Company management, (employer control) is the leading test for employee status. In the Ace Cab Company case and a few others like it, irate federal judges held that there was no excuse for claiming that drivers not under daily control of taxicab company management were employees, and that long-term lease arrangements presented legal justification for independent contractor classification.

On the basis of such narrow, limited court rulings, an organization now known as the International Taxicab and Livery Association ran wild. Within a few years the Association, consisting of almost all the major taxicab companies in the U.S. and some abroad, had arranged model "lease agreements" for their member firms to use. By the mid-1980's, unionism and employee status, with exceptions in some areas, had disappeared in the major part of the taxicab industry.

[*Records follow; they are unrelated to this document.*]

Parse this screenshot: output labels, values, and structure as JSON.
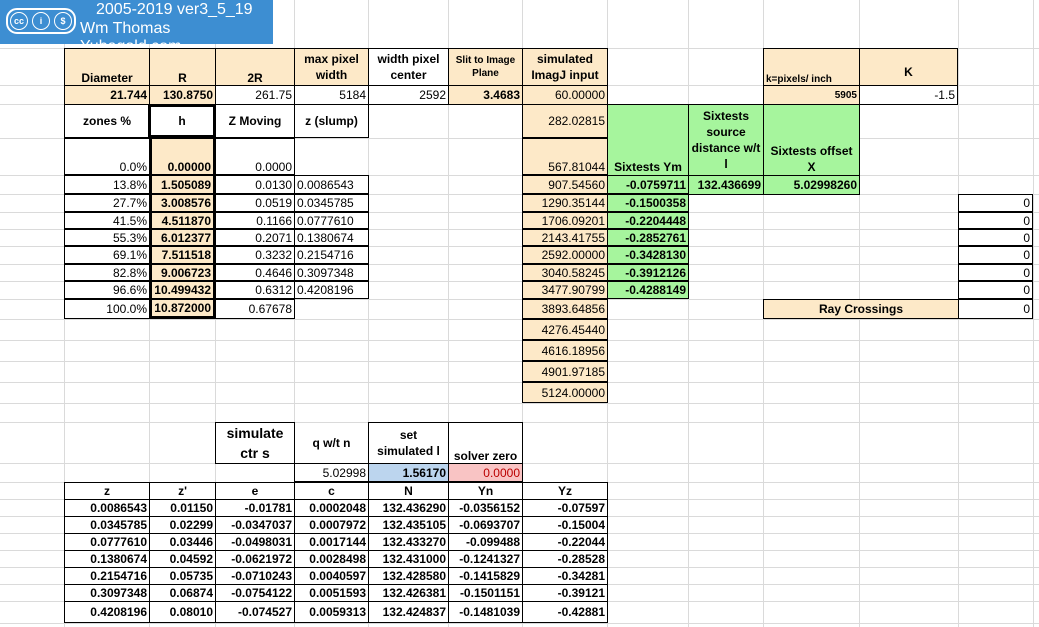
{
  "logo": {
    "line1": "2005-2019 ver3_5_19",
    "line2": "Wm Thomas Yubagold.com",
    "badge_icons": [
      "cc-icon",
      "by-icon",
      "nc-icon",
      "sa-icon"
    ]
  },
  "params": {
    "diameter_label": "Diameter",
    "diameter": "21.744",
    "r_label": "R",
    "r": "130.8750",
    "r2_label": "2R",
    "r2": "261.75",
    "maxpix_label": "max pixel width",
    "maxpix": "5184",
    "widthpix_label": "width pixel center",
    "widthpix": "2592",
    "slit_label": "Slit to Image Plane",
    "slit": "3.4683",
    "sim_label": "simulated ImagJ input",
    "sim": "60.00000",
    "kpix_label": "k=pixels/ inch",
    "kpix": "5905",
    "k_label": "K",
    "k": "-1.5"
  },
  "zones_header": {
    "zones": "zones %",
    "h": "h",
    "zmov": "Z Moving",
    "zslump": "z (slump)"
  },
  "zones": [
    {
      "pct": "0.0%",
      "h": "0.00000",
      "zm": "0.0000",
      "zs": ""
    },
    {
      "pct": "13.8%",
      "h": "1.505089",
      "zm": "0.0130",
      "zs": "0.0086543"
    },
    {
      "pct": "27.7%",
      "h": "3.008576",
      "zm": "0.0519",
      "zs": "0.0345785"
    },
    {
      "pct": "41.5%",
      "h": "4.511870",
      "zm": "0.1166",
      "zs": "0.0777610"
    },
    {
      "pct": "55.3%",
      "h": "6.012377",
      "zm": "0.2071",
      "zs": "0.1380674"
    },
    {
      "pct": "69.1%",
      "h": "7.511518",
      "zm": "0.3232",
      "zs": "0.2154716"
    },
    {
      "pct": "82.8%",
      "h": "9.006723",
      "zm": "0.4646",
      "zs": "0.3097348"
    },
    {
      "pct": "96.6%",
      "h": "10.499432",
      "zm": "0.6312",
      "zs": "0.4208196"
    },
    {
      "pct": "100.0%",
      "h": "10.872000",
      "zm": "0.67678",
      "zs": ""
    }
  ],
  "sim_col": [
    "282.02815",
    "567.81044",
    "907.54560",
    "1290.35144",
    "1706.09201",
    "2143.41755",
    "2592.00000",
    "3040.58245",
    "3477.90799",
    "3893.64856",
    "4276.45440",
    "4616.18956",
    "4901.97185",
    "5124.00000"
  ],
  "sixtests": {
    "ym_label": "Sixtests Ym",
    "dist_label": "Sixtests source distance w/t l",
    "offset_label": "Sixtests offset X",
    "ym": [
      "-0.0759711",
      "-0.1500358",
      "-0.2204448",
      "-0.2852761",
      "-0.3428130",
      "-0.3912126",
      "-0.4288149"
    ],
    "dist": "132.436699",
    "offset": "5.02998260"
  },
  "right_col": [
    "0",
    "0",
    "0",
    "0",
    "0",
    "0"
  ],
  "ray": {
    "label": "Ray Crossings",
    "value": "0"
  },
  "solver": {
    "ctr_label": "simulate ctr s",
    "q_label": "q w/t n",
    "set_label": "set simulated l",
    "zero_label": "solver zero",
    "q": "5.02998",
    "set": "1.56170",
    "zero": "0.0000"
  },
  "bottom": {
    "headers": [
      "z",
      "z'",
      "e",
      "c",
      "N",
      "Yn",
      "Yz"
    ],
    "rows": [
      [
        "0.0086543",
        "0.01150",
        "-0.01781",
        "0.0002048",
        "132.436290",
        "-0.0356152",
        "-0.07597"
      ],
      [
        "0.0345785",
        "0.02299",
        "-0.0347037",
        "0.0007972",
        "132.435105",
        "-0.0693707",
        "-0.15004"
      ],
      [
        "0.0777610",
        "0.03446",
        "-0.0498031",
        "0.0017144",
        "132.433270",
        "-0.099488",
        "-0.22044"
      ],
      [
        "0.1380674",
        "0.04592",
        "-0.0621972",
        "0.0028498",
        "132.431000",
        "-0.1241327",
        "-0.28528"
      ],
      [
        "0.2154716",
        "0.05735",
        "-0.0710243",
        "0.0040597",
        "132.428580",
        "-0.1415829",
        "-0.34281"
      ],
      [
        "0.3097348",
        "0.06874",
        "-0.0754122",
        "0.0051593",
        "132.426381",
        "-0.1501151",
        "-0.39121"
      ],
      [
        "0.4208196",
        "0.08010",
        "-0.074527",
        "0.0059313",
        "132.424837",
        "-0.1481039",
        "-0.42881"
      ]
    ]
  }
}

After more than a decade of the lease racket, the result is an industry that has been heavily de-professionalized, an accident rate that may be costing more money than the cab companies have saved on union and employee benefits they no longer have to pay, discourteous and dangerous drivers who do not know the city, a decline in the availability of taxicab service, loss of billions of tax dollars, and decimation of laws established for the benefit of workers.

That is the inevitable outcome of a bewildering situation in which all levels of government cooperate with corrupt entrepreneurs in a thoroughly destructive racket - for what reason no one seems able to explain. Alternatives are available. The question remains, can we force the politicians to implement them.

---------
Editor's corner:

(I end this with a quote from A Short History Of American Labor)


(now '404' 3/2001)

'A statement by the founders of the AFL expressed their belief in the need for more effective union organization. "The various trades have been affected by the introduction of machinery, the subdivision of labor, the use of women's and children's labor and the lack of an apprentice system-so that the skilled trades were rapidly sinking to the level of pauper labor," the AFL declared. "To protect the skilled labor of America from being reduced to beggary and to sustain the standard of American workmanship and skill, the trades unions of America have been established." ' (circa 1886 - could this possibly apply to taxi drivers in L.A. and elsewhere?)

(And check out the "IRS Taxicab Auditing Guide

and a few eclectic taxi bookmarks)